### Exercise goal
What you return must match the records word for word.

### Supplied data
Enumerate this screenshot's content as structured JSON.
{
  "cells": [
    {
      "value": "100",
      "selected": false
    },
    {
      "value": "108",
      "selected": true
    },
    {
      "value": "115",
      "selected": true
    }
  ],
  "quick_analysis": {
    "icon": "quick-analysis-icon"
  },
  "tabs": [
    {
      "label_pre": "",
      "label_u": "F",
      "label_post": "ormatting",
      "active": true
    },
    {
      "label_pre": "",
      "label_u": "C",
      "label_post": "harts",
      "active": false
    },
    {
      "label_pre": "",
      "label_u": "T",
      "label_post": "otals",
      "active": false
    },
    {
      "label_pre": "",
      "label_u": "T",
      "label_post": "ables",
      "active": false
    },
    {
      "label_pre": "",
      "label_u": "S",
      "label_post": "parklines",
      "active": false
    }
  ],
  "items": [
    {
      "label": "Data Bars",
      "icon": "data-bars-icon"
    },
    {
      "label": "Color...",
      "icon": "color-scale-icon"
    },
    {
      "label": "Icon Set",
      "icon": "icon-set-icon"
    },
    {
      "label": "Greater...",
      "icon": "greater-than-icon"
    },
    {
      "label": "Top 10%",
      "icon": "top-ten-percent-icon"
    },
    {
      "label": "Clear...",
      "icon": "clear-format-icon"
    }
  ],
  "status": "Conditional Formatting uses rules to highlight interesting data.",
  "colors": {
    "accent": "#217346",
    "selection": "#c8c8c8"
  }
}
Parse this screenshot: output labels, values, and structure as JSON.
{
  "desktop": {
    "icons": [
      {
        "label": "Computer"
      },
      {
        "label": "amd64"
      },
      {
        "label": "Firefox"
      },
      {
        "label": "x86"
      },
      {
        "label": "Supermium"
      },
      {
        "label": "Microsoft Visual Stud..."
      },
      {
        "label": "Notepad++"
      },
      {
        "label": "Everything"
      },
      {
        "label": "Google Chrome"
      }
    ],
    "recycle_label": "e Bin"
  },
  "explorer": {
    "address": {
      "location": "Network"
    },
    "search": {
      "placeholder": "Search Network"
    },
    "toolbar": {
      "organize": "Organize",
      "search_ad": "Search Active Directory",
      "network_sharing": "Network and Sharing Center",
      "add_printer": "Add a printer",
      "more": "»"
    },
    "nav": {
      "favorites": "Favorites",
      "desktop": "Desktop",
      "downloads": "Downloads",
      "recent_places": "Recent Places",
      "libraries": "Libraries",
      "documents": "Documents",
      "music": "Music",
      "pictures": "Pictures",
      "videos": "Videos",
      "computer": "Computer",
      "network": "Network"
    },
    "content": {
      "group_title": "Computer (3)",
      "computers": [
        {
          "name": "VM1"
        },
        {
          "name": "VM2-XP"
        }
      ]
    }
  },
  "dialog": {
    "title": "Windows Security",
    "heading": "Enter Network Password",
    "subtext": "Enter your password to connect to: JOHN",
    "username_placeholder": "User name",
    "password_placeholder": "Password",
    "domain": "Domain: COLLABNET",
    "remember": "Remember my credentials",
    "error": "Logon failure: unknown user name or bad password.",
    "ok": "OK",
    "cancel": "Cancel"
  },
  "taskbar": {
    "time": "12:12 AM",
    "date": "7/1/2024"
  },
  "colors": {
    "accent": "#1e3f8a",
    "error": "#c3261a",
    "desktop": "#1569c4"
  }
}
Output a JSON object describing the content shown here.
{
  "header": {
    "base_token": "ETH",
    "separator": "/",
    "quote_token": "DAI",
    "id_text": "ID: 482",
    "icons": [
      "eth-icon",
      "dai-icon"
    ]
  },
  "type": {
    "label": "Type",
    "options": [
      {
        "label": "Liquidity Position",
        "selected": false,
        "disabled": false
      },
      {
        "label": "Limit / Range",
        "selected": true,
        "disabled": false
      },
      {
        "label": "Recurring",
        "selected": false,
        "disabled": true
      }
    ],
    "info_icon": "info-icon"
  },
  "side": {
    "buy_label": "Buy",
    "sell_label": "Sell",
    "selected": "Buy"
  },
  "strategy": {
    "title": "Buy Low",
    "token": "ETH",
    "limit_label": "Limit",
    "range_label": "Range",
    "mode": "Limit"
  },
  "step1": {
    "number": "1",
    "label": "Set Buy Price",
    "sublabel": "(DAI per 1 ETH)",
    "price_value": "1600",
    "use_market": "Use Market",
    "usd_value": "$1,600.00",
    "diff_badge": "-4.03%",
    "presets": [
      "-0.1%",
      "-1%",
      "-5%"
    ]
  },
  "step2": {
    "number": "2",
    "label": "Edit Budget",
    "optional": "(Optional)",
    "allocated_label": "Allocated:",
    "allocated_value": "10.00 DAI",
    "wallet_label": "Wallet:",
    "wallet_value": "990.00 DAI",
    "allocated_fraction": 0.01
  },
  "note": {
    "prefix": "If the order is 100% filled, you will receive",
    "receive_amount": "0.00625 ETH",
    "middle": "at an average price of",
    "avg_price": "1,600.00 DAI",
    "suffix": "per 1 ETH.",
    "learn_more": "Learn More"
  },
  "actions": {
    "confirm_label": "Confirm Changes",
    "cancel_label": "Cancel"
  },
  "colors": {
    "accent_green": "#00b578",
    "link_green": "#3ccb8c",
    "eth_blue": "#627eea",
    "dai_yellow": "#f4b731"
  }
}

### Written answer
Enumerate this screenshot's content as structured JSON.
{
  "cells": [
    {
      "value": "100",
      "selected": false
    },
    {
      "value": "108",
      "selected": true
    },
    {
      "value": "115",
      "selected": true
    }
  ],
  "quick_analysis": {
    "icon": "quick-analysis-icon"
  },
  "tabs": [
    {
      "label_pre": "",
      "label_u": "F",
      "label_post": "ormatting",
      "active": true
    },
    {
      "label_pre": "",
      "label_u": "C",
      "label_post": "harts",
      "active": false
    },
    {
      "label_pre": "",
      "label_u": "T",
      "label_post": "otals",
      "active": false
    },
    {
      "label_pre": "",
      "label_u": "T",
      "label_post": "ables",
      "active": false
    },
    {
      "label_pre": "",
      "label_u": "S",
      "label_post": "parklines",
      "active": false
    }
  ],
  "items": [
    {
      "label": "Data Bars",
      "icon": "data-bars-icon"
    },
    {
      "label": "Color...",
      "icon": "color-scale-icon"
    },
    {
      "label": "Icon Set",
      "icon": "icon-set-icon"
    },
    {
      "label": "Greater...",
      "icon": "greater-than-icon"
    },
    {
      "label": "Top 10%",
      "icon": "top-ten-percent-icon"
    },
    {
      "label": "Clear...",
      "icon": "clear-format-icon"
    }
  ],
  "status": "Conditional Formatting uses rules to highlight interesting data.",
  "colors": {
    "accent": "#217346",
    "selection": "#c8c8c8"
  }
}
Parse this screenshot: output labels, values, and structure as JSON.
{
  "desktop": {
    "icons": [
      {
        "label": "Computer"
      },
      {
        "label": "amd64"
      },
      {
        "label": "Firefox"
      },
      {
        "label": "x86"
      },
      {
        "label": "Supermium"
      },
      {
        "label": "Microsoft Visual Stud..."
      },
      {
        "label": "Notepad++"
      },
      {
        "label": "Everything"
      },
      {
        "label": "Google Chrome"
      }
    ],
    "recycle_label": "e Bin"
  },
  "explorer": {
    "address": {
      "location": "Network"
    },
    "search": {
      "placeholder": "Search Network"
    },
    "toolbar": {
      "organize": "Organize",
      "search_ad": "Search Active Directory",
      "network_sharing": "Network and Sharing Center",
      "add_printer": "Add a printer",
      "more": "»"
    },
    "nav": {
      "favorites": "Favorites",
      "desktop": "Desktop",
      "downloads": "Downloads",
      "recent_places": "Recent Places",
      "libraries": "Libraries",
      "documents": "Documents",
      "music": "Music",
      "pictures": "Pictures",
      "videos": "Videos",
      "computer": "Computer",
      "network": "Network"
    },
    "content": {
      "group_title": "Computer (3)",
      "computers": [
        {
          "name": "VM1"
        },
        {
          "name": "VM2-XP"
        }
      ]
    }
  },
  "dialog": {
    "title": "Windows Security",
    "heading": "Enter Network Password",
    "subtext": "Enter your password to connect to: JOHN",
    "username_placeholder": "User name",
    "password_placeholder": "Password",
    "domain": "Domain: COLLABNET",
    "remember": "Remember my credentials",
    "error": "Logon failure: unknown user name or bad password.",
    "ok": "OK",
    "cancel": "Cancel"
  },
  "taskbar": {
    "time": "12:12 AM",
    "date": "7/1/2024"
  },
  "colors": {
    "accent": "#1e3f8a",
    "error": "#c3261a",
    "desktop": "#1569c4"
  }
}
Output a JSON object describing the content shown here.
{
  "header": {
    "base_token": "ETH",
    "separator": "/",
    "quote_token": "DAI",
    "id_text": "ID: 482",
    "icons": [
      "eth-icon",
      "dai-icon"
    ]
  },
  "type": {
    "label": "Type",
    "options": [
      {
        "label": "Liquidity Position",
        "selected": false,
        "disabled": false
      },
      {
        "label": "Limit / Range",
        "selected": true,
        "disabled": false
      },
      {
        "label": "Recurring",
        "selected": false,
        "disabled": true
      }
    ],
    "info_icon": "info-icon"
  },
  "side": {
    "buy_label": "Buy",
    "sell_label": "Sell",
    "selected": "Buy"
  },
  "strategy": {
    "title": "Buy Low",
    "token": "ETH",
    "limit_label": "Limit",
    "range_label": "Range",
    "mode": "Limit"
  },
  "step1": {
    "number": "1",
    "label": "Set Buy Price",
    "sublabel": "(DAI per 1 ETH)",
    "price_value": "1600",
    "use_market": "Use Market",
    "usd_value": "$1,600.00",
    "diff_badge": "-4.03%",
    "presets": [
      "-0.1%",
      "-1%",
      "-5%"
    ]
  },
  "step2": {
    "number": "2",
    "label": "Edit Budget",
    "optional": "(Optional)",
    "allocated_label": "Allocated:",
    "allocated_value": "10.00 DAI",
    "wallet_label": "Wallet:",
    "wallet_value": "990.00 DAI",
    "allocated_fraction": 0.01
  },
  "note": {
    "prefix": "If the order is 100% filled, you will receive",
    "receive_amount": "0.00625 ETH",
    "middle": "at an average price of",
    "avg_price": "1,600.00 DAI",
    "suffix": "per 1 ETH.",
    "learn_more": "Learn More"
  },
  "actions": {
    "confirm_label": "Confirm Changes",
    "cancel_label": "Cancel"
  },
  "colors": {
    "accent_green": "#00b578",
    "link_green": "#3ccb8c",
    "eth_blue": "#627eea",
    "dai_yellow": "#f4b731"
  }
}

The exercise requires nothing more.